The topic at hand is whether or not the actions in the OP's post were constitutional or permissible.
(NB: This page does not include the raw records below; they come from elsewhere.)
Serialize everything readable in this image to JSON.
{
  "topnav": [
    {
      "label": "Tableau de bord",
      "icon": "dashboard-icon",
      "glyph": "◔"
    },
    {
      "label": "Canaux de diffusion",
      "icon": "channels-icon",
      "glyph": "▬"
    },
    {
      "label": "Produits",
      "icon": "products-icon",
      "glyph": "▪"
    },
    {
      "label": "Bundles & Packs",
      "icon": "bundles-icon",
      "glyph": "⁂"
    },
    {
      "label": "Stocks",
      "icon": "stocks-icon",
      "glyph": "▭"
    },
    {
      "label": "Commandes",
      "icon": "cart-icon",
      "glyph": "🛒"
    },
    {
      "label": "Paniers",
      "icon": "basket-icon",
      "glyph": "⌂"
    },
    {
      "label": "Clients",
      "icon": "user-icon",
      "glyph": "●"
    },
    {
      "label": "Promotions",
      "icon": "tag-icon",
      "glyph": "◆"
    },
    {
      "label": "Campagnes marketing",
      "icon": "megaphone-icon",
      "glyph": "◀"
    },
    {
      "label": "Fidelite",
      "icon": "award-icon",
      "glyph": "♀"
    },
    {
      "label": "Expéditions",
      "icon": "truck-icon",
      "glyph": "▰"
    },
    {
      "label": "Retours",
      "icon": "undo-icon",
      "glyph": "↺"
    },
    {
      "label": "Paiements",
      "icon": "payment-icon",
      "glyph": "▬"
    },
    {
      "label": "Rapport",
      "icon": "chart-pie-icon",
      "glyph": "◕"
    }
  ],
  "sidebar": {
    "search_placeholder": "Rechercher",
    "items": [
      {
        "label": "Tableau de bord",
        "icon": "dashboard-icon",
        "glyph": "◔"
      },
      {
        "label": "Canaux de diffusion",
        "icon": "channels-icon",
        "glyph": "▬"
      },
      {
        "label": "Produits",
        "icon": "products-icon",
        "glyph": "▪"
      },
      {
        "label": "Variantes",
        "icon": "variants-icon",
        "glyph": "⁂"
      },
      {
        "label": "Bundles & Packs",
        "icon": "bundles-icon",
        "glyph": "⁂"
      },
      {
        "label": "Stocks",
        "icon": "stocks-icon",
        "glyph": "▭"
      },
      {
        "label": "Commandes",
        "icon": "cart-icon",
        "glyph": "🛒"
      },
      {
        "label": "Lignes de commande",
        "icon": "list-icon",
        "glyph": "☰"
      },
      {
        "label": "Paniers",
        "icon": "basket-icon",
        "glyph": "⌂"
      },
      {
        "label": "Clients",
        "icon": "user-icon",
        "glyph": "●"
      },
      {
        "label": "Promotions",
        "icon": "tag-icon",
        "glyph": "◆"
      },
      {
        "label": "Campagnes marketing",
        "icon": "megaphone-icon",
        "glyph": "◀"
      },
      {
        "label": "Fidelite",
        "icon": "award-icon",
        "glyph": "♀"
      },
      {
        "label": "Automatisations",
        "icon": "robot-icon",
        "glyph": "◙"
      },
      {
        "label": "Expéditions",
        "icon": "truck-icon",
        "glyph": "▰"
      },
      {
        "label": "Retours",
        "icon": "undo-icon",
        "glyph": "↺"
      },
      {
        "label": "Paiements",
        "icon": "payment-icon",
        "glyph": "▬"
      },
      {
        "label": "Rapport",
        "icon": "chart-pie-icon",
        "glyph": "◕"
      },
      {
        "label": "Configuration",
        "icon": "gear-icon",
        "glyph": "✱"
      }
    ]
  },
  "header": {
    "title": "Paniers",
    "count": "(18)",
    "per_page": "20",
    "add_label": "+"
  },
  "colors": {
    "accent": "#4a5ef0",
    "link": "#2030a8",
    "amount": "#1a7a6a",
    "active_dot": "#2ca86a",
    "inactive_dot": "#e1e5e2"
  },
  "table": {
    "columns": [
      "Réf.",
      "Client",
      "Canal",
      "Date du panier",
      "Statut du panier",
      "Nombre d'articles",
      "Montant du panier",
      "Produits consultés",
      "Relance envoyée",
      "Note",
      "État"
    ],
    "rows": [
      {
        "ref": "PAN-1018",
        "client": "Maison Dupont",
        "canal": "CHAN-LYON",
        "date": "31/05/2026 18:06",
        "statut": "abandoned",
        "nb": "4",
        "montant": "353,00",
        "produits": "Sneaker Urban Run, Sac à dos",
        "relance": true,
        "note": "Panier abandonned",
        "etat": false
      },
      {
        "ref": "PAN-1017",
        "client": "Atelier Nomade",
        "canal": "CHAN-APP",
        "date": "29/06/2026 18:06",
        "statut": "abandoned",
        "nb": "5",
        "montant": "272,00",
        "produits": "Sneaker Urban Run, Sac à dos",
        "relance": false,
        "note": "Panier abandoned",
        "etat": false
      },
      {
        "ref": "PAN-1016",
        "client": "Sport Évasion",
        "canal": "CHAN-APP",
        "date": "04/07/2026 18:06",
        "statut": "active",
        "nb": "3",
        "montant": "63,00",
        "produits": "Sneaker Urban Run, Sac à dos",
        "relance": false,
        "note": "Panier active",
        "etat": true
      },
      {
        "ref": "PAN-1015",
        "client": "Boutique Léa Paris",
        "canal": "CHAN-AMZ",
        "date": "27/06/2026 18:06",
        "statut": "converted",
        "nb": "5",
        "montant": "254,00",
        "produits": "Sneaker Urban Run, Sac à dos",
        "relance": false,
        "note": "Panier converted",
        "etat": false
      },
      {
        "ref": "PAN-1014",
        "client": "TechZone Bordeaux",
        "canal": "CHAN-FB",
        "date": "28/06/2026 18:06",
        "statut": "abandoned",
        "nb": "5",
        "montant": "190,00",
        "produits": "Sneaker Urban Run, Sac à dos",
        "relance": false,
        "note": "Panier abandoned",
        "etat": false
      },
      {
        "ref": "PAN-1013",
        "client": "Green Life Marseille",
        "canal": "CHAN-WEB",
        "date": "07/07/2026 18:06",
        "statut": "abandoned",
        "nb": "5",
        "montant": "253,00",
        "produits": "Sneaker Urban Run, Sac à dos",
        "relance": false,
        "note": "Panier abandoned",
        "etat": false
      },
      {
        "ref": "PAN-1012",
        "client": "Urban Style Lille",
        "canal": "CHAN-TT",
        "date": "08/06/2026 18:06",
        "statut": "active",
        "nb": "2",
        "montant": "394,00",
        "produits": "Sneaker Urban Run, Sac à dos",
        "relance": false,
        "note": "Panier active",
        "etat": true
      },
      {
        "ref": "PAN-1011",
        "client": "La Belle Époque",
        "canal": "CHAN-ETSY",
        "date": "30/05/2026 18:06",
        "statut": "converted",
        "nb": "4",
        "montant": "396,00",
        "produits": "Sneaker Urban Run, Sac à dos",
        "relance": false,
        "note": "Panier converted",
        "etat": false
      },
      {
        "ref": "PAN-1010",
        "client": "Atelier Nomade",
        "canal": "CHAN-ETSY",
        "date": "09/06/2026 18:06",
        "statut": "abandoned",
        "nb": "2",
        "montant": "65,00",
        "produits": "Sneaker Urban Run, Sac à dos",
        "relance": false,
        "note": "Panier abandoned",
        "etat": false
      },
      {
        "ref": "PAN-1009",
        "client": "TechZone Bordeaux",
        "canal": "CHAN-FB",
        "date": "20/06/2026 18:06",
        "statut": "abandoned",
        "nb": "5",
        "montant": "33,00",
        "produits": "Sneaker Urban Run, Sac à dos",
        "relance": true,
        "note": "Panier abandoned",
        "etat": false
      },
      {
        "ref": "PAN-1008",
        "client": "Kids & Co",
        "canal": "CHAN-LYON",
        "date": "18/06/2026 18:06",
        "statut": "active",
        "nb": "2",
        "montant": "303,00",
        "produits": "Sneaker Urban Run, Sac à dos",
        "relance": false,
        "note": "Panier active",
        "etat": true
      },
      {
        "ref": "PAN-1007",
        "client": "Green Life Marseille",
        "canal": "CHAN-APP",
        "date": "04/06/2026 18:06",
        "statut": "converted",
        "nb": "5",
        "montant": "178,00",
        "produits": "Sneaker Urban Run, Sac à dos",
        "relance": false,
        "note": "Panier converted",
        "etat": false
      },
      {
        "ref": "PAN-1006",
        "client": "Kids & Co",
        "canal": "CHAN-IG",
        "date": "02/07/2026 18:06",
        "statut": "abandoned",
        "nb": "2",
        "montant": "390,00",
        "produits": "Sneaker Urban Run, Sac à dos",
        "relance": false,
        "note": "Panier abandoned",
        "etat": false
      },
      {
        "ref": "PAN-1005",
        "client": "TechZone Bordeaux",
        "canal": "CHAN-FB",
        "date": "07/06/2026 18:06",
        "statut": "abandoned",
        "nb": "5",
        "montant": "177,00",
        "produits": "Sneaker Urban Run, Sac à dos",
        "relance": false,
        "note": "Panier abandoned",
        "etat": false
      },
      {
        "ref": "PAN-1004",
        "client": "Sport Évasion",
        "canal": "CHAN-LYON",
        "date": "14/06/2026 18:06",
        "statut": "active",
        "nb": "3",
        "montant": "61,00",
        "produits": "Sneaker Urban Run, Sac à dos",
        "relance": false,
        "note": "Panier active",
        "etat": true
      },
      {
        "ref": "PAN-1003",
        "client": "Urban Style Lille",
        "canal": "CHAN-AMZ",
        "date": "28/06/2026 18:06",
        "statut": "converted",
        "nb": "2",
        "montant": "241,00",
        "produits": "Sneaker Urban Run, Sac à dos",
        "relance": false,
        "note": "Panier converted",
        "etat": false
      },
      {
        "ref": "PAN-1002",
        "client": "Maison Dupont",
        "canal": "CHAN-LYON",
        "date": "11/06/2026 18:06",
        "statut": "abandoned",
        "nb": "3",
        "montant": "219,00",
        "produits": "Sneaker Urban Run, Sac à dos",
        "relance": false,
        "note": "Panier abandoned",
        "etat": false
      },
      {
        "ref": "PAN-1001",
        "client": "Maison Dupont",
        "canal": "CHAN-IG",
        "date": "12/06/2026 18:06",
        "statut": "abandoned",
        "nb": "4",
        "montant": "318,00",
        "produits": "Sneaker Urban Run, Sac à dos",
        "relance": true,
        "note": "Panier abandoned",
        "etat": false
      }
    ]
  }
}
Broad criticisms of law enforcement are off topic and will be treated as such.
__________________
Sometimes it’s nice not to destroy the world for a change.
--Randall Munroe
Tom Servo is offline  
Old August 9, 2014, 12:17 PM   #44
JimDandy
Senior Member
 
Join Date: August 8, 2012
Posts: 2,479
Quote:
For me, a traffic stop involving firearms is not the time nor place where I want to push my rights.
I've always felt it was much better to collect the judgement from the civil suit myself before my estate does.
JimDandy is offline  
Reply

Thread Tools

Posting Rules
You may not post new threads
You may not post replies
You may not post attachments
You may not edit your posts

BB code is On
Smilies are On
[IMG] code is On
HTML code is Off

Forum Jump


All times are GMT -5. The time now is 07:19 PM.


Powered by vBulletin® Version 3.8.7
Copyright ©2000 - 2014, vBulletin Solutions, Inc.
This site and contents, including all posts, Copyright © 1998-2014 S.W.A.T. Magazine
Copyright Complaints: Please direct DMCA Takedown Notices to the registered agent: thefiringline.com
Contact Us
Page generated in 0.11627 seconds with 7 queries